For regular industry updates and advice on hospitality recruitment, contact us at JW Recruitment today.

£14m Hotel Recovery Programme welcomed in Scotland, but warnings from experts remain

A £14m hotel recovery programme has been announced by the Scottish government in a bid to help support the tourism industry until next summer.

The package has been designed to secure up to 3,000 jobs in large hotels throughout the winter season, with eligible businesses being able to apply for individual grants of up to £250,000.

VisitScotland has also announced it will provide £1m in grants to self-catering businesses which are unable to receive any other government support. Companies which meet the criteria will be eligible for a one-off grant of £10,000.

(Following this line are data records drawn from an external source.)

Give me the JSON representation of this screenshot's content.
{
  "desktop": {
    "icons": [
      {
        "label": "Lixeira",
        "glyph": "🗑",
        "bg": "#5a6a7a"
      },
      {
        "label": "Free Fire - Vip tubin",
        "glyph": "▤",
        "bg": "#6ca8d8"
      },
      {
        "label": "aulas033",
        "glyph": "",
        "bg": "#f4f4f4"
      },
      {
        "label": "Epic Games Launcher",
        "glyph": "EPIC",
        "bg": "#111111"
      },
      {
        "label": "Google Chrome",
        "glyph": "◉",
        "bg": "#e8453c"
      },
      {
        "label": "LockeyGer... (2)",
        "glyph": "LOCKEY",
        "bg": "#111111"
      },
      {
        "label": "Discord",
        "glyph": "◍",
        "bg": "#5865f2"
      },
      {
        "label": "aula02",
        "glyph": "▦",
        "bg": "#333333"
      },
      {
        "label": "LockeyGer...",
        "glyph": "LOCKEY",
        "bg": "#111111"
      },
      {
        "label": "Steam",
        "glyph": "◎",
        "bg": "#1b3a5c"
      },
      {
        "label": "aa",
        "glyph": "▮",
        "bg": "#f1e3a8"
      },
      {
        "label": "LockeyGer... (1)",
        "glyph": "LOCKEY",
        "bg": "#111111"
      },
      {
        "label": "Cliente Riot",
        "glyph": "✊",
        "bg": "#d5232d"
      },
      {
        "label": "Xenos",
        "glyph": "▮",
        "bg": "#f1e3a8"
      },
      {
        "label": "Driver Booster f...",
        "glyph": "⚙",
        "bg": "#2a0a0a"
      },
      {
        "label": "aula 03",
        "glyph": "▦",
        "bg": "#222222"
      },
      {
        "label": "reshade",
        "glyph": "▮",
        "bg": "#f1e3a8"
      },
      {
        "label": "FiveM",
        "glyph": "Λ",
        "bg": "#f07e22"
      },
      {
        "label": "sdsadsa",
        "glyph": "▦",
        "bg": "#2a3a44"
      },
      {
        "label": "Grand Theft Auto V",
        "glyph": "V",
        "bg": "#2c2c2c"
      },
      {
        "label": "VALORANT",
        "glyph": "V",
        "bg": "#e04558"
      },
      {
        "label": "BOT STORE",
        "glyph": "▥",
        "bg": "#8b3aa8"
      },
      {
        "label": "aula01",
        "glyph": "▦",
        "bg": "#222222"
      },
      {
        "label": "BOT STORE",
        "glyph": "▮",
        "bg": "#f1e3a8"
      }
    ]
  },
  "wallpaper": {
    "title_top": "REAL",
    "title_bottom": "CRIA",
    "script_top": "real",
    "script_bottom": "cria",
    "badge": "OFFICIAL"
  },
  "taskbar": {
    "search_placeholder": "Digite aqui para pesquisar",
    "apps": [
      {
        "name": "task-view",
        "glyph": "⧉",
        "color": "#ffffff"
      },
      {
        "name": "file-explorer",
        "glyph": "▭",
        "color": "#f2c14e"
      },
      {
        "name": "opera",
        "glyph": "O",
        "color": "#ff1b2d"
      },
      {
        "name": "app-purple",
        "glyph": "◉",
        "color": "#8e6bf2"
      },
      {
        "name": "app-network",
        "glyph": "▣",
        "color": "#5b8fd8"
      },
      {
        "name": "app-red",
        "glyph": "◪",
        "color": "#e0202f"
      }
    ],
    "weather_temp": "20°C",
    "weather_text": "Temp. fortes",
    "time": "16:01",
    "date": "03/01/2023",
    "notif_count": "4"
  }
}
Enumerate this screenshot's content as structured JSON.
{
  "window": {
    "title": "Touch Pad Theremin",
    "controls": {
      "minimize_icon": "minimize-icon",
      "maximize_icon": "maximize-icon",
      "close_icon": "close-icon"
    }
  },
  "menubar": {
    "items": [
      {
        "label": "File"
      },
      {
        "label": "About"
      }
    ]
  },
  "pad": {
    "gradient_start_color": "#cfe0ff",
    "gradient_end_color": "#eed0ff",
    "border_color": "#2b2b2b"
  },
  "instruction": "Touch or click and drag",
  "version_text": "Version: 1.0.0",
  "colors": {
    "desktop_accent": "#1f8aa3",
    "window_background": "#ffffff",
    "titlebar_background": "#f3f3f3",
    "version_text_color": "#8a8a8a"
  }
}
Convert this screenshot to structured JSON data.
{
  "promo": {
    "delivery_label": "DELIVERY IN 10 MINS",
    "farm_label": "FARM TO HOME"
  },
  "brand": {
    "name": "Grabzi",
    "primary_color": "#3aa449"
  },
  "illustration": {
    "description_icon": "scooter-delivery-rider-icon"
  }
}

Finance Secretary Kate Forbes said of the hotel recovery programme: “Its core purpose will be to protect larger hotels, which have been badly affected by the events of the recent months.

“This is also about looking forward and successful applicants will be offered wraparound support to help strengthen their companies for the future.”

Concerns for the hotel industry remain

While news of the programme was warmly received, experts have warned that it won’t be enough in the long term. There are still fears that without other forms of longer-term support in the future, many hotels in Scotland will remain at risk of being forced to shut their doors permanently, resulting in thousands of people losing their jobs.

Current industry figures suggest the hotel sector supports around 46,000 jobs in Scotland.

Willie Macleod, UKHospitality’s executive director for Scotland, said: “The reality is that any programme of recovery intended to keep hotels in Scotland open and staff in jobs, will need to be much bigger and much more wide-ranging.

“It must be hoped that this is an initial step in supporting these businesses and that further resources will be made available in the likely event that the programme is over-subscribed.”

Only 5% of hotels will be supported

UKHospitality estimates that approximately 950 large hotels in Scotland did not qualify for grants which were made available to smaller businesses during the COVID-19 lockdown. As such, they had to meet their average monthly expenses themselves – which in some cases totals £60,000 – despite being shut for the majority of the spring season.

The group has also warned that a budget of £14m will only cover 50 businesses, just 5% of the large hotels in Scotland. Macleod added: “This is not enough to avert the crisis facing the sector.”

For regular industry updates and advice on hospitality recruitment, contact us at JW Recruitment today.